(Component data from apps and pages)
━━━━━━

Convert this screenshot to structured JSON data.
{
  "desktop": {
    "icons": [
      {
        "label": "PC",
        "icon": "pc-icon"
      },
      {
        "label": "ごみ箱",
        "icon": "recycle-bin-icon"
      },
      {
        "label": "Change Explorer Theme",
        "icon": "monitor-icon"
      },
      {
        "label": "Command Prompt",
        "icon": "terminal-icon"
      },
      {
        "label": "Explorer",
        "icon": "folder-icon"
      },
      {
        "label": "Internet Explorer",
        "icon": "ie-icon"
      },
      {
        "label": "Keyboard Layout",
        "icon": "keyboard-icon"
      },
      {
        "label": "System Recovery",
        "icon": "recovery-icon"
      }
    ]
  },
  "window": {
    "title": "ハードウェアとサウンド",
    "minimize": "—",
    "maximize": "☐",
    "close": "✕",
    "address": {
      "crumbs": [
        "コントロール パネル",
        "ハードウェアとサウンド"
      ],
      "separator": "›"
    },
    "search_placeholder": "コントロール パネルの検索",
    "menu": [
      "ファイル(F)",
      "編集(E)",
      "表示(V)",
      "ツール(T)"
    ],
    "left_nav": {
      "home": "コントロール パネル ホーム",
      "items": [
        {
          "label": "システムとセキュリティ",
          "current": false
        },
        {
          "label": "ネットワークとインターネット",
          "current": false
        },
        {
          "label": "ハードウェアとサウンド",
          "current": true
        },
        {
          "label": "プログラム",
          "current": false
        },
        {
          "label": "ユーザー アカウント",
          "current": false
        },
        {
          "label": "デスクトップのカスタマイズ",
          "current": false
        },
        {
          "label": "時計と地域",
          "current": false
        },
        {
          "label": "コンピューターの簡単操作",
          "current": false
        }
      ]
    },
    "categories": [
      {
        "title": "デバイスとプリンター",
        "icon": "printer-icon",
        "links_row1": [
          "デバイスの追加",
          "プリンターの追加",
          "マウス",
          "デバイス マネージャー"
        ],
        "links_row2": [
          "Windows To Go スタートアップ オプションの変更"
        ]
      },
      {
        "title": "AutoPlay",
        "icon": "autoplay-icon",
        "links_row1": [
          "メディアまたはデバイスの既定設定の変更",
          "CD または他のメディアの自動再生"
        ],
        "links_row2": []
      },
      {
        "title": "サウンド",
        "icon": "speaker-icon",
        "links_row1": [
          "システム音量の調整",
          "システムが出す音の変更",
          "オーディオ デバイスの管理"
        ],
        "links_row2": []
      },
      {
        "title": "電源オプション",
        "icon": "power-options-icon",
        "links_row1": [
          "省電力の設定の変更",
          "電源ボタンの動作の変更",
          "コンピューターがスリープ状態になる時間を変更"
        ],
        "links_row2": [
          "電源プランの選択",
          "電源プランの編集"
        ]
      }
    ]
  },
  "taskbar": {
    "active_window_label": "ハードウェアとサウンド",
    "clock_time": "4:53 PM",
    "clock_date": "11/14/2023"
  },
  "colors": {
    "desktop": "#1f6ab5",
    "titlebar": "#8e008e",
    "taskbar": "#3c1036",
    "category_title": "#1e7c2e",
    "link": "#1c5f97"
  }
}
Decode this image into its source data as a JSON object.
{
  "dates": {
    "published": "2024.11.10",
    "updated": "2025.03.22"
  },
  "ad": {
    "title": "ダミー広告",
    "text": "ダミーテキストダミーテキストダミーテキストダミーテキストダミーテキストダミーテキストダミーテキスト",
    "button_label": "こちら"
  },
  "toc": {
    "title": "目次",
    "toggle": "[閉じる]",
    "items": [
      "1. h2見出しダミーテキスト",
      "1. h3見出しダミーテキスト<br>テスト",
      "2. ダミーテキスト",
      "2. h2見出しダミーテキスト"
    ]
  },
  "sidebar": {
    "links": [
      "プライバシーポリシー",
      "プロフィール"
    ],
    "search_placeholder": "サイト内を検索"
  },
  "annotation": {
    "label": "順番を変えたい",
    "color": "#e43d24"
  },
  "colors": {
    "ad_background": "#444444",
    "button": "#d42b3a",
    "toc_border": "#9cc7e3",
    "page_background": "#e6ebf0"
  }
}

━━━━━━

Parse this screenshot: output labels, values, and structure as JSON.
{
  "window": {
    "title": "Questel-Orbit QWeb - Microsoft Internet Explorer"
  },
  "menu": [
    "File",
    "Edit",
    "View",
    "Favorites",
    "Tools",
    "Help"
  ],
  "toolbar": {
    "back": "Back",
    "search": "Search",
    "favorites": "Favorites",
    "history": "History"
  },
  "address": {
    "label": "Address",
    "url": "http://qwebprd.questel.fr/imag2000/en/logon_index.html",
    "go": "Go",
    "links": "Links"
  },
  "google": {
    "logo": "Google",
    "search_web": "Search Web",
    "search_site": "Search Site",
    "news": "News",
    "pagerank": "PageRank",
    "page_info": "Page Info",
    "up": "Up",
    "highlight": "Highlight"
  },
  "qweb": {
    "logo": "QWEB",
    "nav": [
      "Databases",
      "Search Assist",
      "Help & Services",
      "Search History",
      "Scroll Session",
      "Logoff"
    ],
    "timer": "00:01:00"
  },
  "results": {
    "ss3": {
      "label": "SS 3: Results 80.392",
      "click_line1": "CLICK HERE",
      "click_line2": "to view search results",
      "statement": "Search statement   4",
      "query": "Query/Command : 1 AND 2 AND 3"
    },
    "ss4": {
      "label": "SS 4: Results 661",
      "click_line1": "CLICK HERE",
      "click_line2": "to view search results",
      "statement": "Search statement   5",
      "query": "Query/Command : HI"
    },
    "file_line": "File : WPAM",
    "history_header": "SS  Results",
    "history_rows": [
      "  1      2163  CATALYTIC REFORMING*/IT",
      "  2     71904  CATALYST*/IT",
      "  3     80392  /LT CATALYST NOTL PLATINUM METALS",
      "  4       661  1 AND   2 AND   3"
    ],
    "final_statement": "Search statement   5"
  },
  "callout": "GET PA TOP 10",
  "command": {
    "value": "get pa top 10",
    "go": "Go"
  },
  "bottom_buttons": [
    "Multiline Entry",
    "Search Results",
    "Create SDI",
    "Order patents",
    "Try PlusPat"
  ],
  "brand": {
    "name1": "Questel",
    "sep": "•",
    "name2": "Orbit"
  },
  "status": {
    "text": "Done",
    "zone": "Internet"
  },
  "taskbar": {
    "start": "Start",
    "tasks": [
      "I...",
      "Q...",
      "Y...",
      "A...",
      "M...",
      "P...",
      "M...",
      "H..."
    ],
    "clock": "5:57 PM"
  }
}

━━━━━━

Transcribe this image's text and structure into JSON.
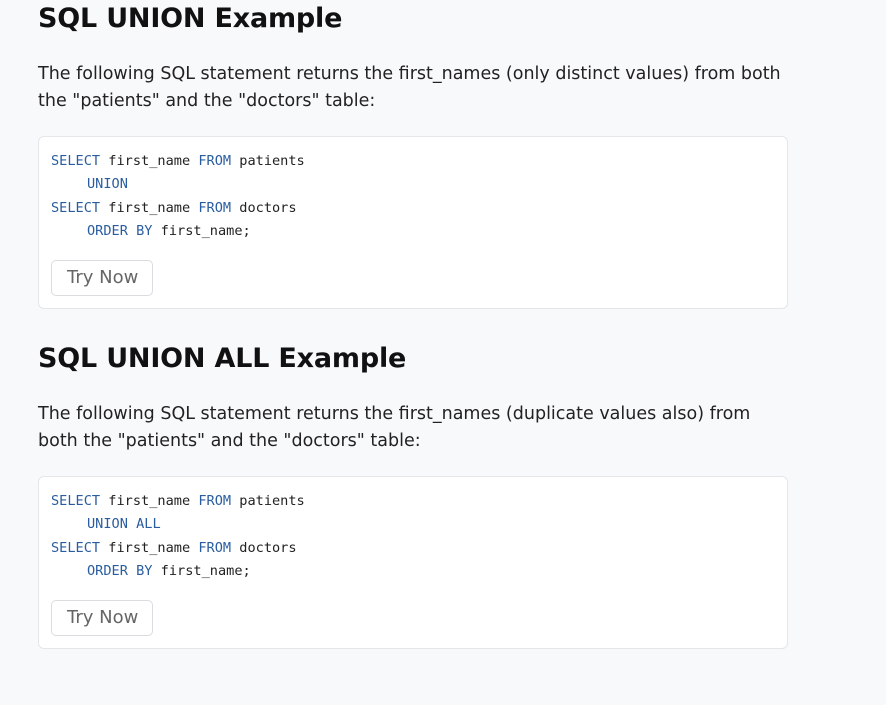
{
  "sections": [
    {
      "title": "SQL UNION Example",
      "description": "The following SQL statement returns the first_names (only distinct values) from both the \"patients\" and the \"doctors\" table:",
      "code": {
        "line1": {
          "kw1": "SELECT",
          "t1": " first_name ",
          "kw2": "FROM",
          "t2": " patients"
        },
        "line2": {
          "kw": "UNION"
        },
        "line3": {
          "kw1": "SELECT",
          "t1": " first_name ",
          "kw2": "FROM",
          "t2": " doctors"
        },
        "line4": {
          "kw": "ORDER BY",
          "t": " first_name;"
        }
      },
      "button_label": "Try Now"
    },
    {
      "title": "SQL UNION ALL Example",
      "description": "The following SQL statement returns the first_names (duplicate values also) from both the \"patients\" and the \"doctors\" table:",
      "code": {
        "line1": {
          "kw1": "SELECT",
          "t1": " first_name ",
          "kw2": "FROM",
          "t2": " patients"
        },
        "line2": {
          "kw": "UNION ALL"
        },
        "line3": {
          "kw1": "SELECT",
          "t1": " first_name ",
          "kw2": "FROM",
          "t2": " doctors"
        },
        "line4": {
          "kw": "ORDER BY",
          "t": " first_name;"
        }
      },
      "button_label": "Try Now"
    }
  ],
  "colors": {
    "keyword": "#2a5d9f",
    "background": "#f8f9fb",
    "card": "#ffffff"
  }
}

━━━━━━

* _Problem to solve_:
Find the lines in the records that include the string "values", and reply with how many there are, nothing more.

* _Answer to this exercise_:
3